__TASK DESCRIPTION__
Repeat word for word, please, only the lines from the one that includes "Output a JSON" through the final line of the data.

SUPPLIED RECORDS below:

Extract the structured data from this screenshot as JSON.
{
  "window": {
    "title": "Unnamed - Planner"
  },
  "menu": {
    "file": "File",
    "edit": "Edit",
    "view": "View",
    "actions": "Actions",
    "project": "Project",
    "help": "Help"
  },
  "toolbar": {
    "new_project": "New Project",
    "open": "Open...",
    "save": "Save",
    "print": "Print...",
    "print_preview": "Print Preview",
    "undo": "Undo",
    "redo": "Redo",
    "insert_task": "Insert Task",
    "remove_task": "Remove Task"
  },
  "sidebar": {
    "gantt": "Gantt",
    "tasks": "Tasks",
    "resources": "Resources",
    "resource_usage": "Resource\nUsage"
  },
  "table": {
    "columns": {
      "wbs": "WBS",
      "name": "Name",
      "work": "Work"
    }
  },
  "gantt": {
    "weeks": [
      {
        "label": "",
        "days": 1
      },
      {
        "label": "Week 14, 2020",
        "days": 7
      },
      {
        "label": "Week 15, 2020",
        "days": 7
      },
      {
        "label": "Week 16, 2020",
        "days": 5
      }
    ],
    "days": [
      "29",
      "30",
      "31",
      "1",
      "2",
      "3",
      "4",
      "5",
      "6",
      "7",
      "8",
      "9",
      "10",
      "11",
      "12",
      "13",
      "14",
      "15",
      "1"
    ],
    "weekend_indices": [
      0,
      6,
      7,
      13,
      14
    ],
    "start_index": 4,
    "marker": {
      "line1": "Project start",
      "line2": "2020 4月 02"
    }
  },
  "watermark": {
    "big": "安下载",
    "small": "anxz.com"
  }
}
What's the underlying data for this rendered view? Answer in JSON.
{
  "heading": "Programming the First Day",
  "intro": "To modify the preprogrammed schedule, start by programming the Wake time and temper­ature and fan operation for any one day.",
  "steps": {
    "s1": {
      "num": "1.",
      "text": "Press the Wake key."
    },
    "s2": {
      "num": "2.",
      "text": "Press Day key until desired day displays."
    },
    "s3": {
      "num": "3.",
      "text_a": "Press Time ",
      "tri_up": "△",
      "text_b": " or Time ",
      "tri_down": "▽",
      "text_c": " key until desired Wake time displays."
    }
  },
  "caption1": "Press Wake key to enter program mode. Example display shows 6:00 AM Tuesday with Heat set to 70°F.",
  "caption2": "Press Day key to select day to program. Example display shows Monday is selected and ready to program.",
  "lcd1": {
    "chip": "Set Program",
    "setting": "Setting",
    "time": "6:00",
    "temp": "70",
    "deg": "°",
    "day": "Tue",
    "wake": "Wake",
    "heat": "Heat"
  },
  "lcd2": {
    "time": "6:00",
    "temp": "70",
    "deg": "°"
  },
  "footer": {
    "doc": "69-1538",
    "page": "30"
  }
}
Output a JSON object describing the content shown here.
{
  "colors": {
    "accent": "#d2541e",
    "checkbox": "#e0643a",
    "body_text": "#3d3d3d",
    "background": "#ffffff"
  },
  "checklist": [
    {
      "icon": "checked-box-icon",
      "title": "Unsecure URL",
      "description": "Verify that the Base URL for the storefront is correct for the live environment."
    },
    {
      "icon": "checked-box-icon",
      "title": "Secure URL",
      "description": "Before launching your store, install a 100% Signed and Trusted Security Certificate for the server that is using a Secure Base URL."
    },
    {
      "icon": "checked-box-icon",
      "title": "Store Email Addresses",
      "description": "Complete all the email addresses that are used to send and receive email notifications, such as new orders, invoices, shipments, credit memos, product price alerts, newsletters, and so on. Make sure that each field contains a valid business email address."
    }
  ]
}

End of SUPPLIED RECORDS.

__TASK ANSWER__
Output a JSON object describing the content shown here.
{
  "colors": {
    "accent": "#d2541e",
    "checkbox": "#e0643a",
    "body_text": "#3d3d3d",
    "background": "#ffffff"
  },
  "checklist": [
    {
      "icon": "checked-box-icon",
      "title": "Unsecure URL",
      "description": "Verify that the Base URL for the storefront is correct for the live environment."
    },
    {
      "icon": "checked-box-icon",
      "title": "Secure URL",
      "description": "Before launching your store, install a 100% Signed and Trusted Security Certificate for the server that is using a Secure Base URL."
    },
    {
      "icon": "checked-box-icon",
      "title": "Store Email Addresses",
      "description": "Complete all the email addresses that are used to send and receive email notifications, such as new orders, invoices, shipments, credit memos, product price alerts, newsletters, and so on. Make sure that each field contains a valid business email address."
    }
  ]
}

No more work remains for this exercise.